Sunday, September 28, 2014

Role models

When I was at school and university (I wonder how much has changed in the last twenty years?) as a young woman of feminist leanings it wasn't unusual to find myself in an argument that went along these kind of lines, a man (or more specifically given our age and their attitude - boy) would declare that women could not be great chefs/writers/artists, they just didn't have it in them. Nonsense, I would say, and then be challenged to name 6 or 10 which at the time I couldn't do. Which was annoying because I knew they had to exist but had no clear idea where to find out who they were or what they did (these were the days before google) and because it was a challenge designed to shut me up and put me in my place.

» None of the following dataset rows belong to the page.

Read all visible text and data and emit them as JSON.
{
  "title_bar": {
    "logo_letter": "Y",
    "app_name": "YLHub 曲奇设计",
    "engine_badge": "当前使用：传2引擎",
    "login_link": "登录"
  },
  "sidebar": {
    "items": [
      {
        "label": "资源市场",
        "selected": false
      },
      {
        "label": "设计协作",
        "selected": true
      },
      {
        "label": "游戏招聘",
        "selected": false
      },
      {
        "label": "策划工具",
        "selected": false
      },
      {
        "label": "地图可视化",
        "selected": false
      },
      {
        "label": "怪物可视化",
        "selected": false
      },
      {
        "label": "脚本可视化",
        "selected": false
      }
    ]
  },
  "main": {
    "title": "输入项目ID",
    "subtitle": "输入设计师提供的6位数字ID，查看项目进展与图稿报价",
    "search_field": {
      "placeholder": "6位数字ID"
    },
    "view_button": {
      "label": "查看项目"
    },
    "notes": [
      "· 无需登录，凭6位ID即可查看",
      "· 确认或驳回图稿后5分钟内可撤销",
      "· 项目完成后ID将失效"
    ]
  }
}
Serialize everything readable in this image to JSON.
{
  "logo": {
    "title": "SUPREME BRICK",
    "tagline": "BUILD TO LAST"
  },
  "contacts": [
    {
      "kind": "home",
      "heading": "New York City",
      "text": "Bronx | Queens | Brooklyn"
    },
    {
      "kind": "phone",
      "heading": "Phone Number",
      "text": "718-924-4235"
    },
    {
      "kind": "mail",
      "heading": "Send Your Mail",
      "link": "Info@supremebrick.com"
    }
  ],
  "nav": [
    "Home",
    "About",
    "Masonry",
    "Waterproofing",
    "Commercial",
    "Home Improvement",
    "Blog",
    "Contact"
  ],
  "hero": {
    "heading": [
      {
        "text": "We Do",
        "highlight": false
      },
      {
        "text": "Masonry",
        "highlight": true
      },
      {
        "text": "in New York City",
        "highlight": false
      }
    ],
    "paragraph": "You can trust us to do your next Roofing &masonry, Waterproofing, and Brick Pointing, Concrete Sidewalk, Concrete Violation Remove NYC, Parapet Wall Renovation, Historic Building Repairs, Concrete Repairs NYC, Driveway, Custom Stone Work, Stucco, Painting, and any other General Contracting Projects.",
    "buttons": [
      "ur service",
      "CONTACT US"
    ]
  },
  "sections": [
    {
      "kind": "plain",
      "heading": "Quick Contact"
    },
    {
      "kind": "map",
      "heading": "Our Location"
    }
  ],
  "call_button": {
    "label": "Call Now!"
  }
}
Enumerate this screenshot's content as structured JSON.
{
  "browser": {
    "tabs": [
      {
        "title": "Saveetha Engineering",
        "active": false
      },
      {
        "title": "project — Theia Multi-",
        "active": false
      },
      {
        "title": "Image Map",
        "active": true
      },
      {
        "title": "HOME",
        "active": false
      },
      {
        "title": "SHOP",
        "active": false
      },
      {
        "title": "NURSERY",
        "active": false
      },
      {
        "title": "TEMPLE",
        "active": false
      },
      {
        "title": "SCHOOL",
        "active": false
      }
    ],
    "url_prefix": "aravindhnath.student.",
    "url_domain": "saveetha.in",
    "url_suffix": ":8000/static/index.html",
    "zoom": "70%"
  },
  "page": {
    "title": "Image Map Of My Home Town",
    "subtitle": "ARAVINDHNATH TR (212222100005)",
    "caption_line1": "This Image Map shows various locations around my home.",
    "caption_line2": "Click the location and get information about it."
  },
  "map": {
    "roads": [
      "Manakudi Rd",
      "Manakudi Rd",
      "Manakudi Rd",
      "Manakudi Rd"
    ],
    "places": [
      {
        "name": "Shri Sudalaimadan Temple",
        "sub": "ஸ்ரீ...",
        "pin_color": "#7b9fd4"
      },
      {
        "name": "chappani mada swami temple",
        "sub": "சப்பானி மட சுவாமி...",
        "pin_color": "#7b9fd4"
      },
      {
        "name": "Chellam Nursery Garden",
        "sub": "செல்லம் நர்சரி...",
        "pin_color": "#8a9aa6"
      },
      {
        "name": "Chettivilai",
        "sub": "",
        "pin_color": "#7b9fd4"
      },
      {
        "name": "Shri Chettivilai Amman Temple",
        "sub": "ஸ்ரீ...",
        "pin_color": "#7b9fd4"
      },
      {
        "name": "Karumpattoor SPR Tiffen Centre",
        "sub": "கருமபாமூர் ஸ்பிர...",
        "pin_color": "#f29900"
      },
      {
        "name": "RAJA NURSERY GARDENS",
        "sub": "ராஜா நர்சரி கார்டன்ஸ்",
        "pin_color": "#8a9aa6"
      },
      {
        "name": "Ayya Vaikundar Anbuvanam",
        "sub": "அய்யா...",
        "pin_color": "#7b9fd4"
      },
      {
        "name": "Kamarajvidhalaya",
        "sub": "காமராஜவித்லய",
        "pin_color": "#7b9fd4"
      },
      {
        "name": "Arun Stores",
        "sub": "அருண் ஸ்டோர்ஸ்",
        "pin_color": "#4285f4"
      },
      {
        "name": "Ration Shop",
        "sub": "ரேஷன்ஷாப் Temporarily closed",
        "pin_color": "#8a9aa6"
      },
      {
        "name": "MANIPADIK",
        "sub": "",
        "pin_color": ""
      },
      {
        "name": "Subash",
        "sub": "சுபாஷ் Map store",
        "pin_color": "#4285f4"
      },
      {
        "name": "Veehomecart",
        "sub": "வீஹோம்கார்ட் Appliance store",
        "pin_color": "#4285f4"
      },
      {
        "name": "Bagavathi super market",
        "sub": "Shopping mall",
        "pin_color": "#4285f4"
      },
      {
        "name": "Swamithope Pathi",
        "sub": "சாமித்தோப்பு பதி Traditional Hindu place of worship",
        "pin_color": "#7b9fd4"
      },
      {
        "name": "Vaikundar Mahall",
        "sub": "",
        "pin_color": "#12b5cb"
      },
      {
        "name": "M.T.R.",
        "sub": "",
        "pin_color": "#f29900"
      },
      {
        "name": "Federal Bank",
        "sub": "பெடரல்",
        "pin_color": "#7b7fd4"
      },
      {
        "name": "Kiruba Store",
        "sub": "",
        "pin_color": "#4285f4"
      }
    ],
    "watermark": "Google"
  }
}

It's also a challenge that's given me a lot to be grateful for, it sent me off to the nearest bookshop to seek out a canon of female authors which is how I discovered Virago books and in turn legions of writing women stretching back to the 18th century. Later on I found Persephone books and yet more writing women along with the concept of the middlebrow all of which has been extremely encouraging. What mattered to me then and now is not how high the art is, but that there is a traceable tradition of women having a voice and being able to make a living from it. Most especially being able to make a living from it, as that's a subtly different, infinitely more encouraging, view of history than the one where women were basically dependants or drudges and men were intent on keeping them that way.

When it comes to artists rather than writers the process of public rediscovery seems to have lagged behind a bit but I think it's finally happening in earnest now, and it's exciting for the same reasons; you could name a few, it seems likely there had to be more of them, but where and doing what. Again it's not specifically great masters I'm looking for but a long tradition of women creating and recording. It's why I love paintings like Emily Mary Osborn's Nameless and Friendless from 1857.

In it a young woman in mourning (I'm inclined to believe her father rather than husband has died as I can't see a wedding ring on her finger - though maybe she's already sold it?) accompanied by a youth is trying to sell a painting, and maybe a portfolio of sketches too. The appraising looks from the dealer and his assistant suggest the work is commercially viable (but not that they'll necessarily offer a fair price). The appraising looks from the two swells on the left suggest an entirely different kind of transaction. Our heroine is definitely in need of friends. Osborn did quite a line in paintings of  distressed women. She herself seems to have been supported in her chosen career by her family but I'm guessing that the situation in Nameless and Friendless was not uncommon which in turn suggests that there were plenty of women seeking (and succeeding) in making a living this way, and that Osborn expected everyone to be outraged by this particular girls situation. 

BBC2 had an excellent series this spring hosted by Amanda Vickery called The Story of a women and Art which unearthed a host of female artists, some more or less household names, and some who had been hiding in plain sight - all very encouraging in the search for role models. Perhaps even more exciting from my point of view though was Alicia Foster's 'Warpaint' which took the real life figure of Dame Laura Knight along with 3 other fictional characters based on real women war artists and created an entertaining thriller along with a really useful look at what these artists were doing (it's brilliant, read it). 

The latest addition to my own personal library of women in the arts is James Russell's 'Peggy Angus Designer, Teacher Painter'. She was a friend of Eric Ravilious, Edward Bawden, John Piper amongst many others, lead a long creative life, and is quietly being rediscovered some 20 years after her death. 


  1. Loved this post. Very similar experience to you at school and university. Think it's great recently too that there's so much more interest in women composers and musicians generally. Had plenty of conversations when at school / university that basically ran along the lines of X was only a composer / musician because her husband got her the job. Have only found out recently that actually the reverse was often the case(!)

  2. Such a frustrating conversation isn't it! I can imagine musicians get an even rougher time of it and the thing I find really odd is that these women would have been reasonably well known in their day to have been almost deliberately forgotten. Why does that tradition get lost?

  3. I so agree with you re the making a living -- except, re the painting, I say 'husband' not 'father': where did she get the kid from? I guess it could be a brother or a lad hired to carry the portfolio. And the back view of the sumptuously dressed woman with the child who is carrying a purchased roll of something suggests to me a contrast being offered. Fascinating painting - thank you for sharing it. And you've reminded me that I haven't read 'War Paint' yet.

  4. I'm in lined to think brother because of the lack of wedding ring and because of their ages, she looks very early twenties and he must be about 10? But it's ambiguous. Those predatory looking men are most unpleasant .